____ The data

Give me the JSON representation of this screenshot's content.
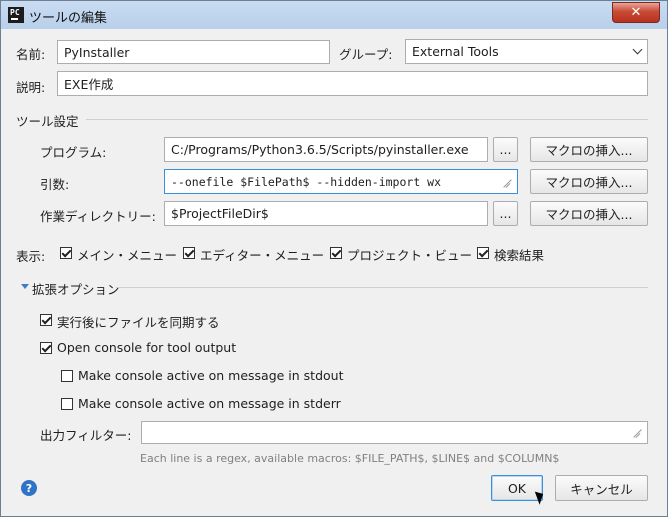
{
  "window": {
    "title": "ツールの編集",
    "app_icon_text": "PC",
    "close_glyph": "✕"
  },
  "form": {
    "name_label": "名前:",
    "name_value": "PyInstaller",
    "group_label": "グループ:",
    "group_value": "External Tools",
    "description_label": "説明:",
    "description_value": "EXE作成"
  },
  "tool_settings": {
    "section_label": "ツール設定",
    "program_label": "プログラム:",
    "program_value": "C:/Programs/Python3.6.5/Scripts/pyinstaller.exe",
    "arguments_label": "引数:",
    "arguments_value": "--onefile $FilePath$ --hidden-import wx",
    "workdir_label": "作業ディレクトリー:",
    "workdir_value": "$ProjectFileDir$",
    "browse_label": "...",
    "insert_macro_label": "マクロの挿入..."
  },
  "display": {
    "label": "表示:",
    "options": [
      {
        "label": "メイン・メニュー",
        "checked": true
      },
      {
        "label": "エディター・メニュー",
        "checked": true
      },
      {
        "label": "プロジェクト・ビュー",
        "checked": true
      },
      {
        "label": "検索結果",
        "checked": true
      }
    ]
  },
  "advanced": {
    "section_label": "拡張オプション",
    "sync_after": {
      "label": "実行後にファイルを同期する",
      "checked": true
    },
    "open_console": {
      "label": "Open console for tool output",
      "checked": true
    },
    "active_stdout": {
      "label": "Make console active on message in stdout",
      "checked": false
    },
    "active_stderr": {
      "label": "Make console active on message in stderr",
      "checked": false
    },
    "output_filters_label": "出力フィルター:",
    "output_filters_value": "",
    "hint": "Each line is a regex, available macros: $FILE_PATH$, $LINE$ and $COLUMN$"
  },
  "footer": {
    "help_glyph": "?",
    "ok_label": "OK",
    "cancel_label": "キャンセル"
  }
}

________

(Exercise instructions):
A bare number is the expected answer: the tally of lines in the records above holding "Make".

(Problem solution):
2